Twitter, the new source of adjustments, minor changes, and now presidential updates, is where Tesla CEO Elon Musk announced the Enhanced Autopilot launch. New vehicles equipped with “hardware 2” will now enjoy this over-the-air software update, an update which will include the Low-Speed Autosteer, Traffic-Aware Cruise Control, and Forward Collision Warning features.
Now, newer Model S and Model X vehicles will come equipped with Autopilot 2.0, a feature representative of the first generation Autopilot called “autosteer”.
Autosteer, traditionally referred to as autopilot, works at 45pmh and below, intended for highways with clear lane markings. Forward Collision Warning alerts drivers when objects are in their path and collisions are likely. The Tesla autopilot feature chimes with a visual warning alert on the instrument panel. This hardware update lacks Automatic Emergency Braking, where the car would apply the brakes to avoid or reduce the collision severity, though no doubt this update is soon to arrive. Additionally, owners will see a new parking feature soon enough, one which enables cars to parallel park or perpendicular park all on their own.
This software update represents the coming iteration of the Enhance Autopilot, software originally released in smaller quantities at the end of the last year, followed by Tesla’s soft release of 1,000 Model X and Model S vehicles.
Tesla owners were part of the first users to receive Enhanced Autopilot, reporting the Autosteer functionality downloading independently and slowly coming to life following the Twitter announcement earlier this week. With results indicative of initial success, this weekend, tweets from Musk stated that “Some cars will require adjustment of camera pitch angle by service”.

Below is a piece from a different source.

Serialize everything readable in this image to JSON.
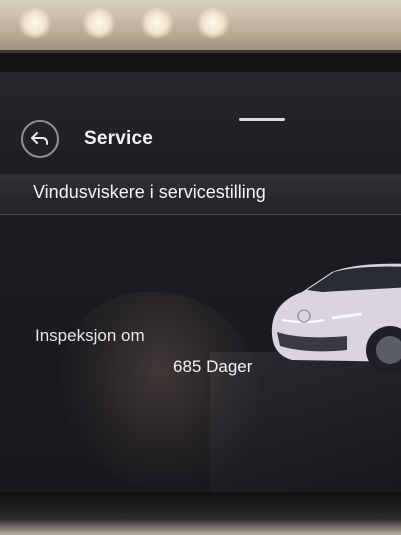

Vehicles which boast Autopilot 2.0 hardware will eventually become self-driving, expounding upon the current autosteer abilities, assisted by a suite of 8 onboard cameras working in conjunction with 12 advanced ultrasonic sensors. All in all these provide 360 degrees of visibility around the vehicle.
Tesla demonstrated the self-driving hardware in a video released last year, indicative of the car’s ability to not only drive sans users, but to obey traffic signals and stop signs accordingly. As if this were not enough to allay doubts, the National Highway Traffic Safety Administration completed their evaluation into the autopilot performance last June, failing to identify any defects.
Though Enhanced Autopilot is not intended for self-driving capabilities exclusively, Tesla owners were surprised to find that their Autopilot 2.0 vehicles were able to accurately detect stop signs.
Compared to previous availability, Tesla owners are excited, not only for what is at hand now, but what is in store no doubt very soon.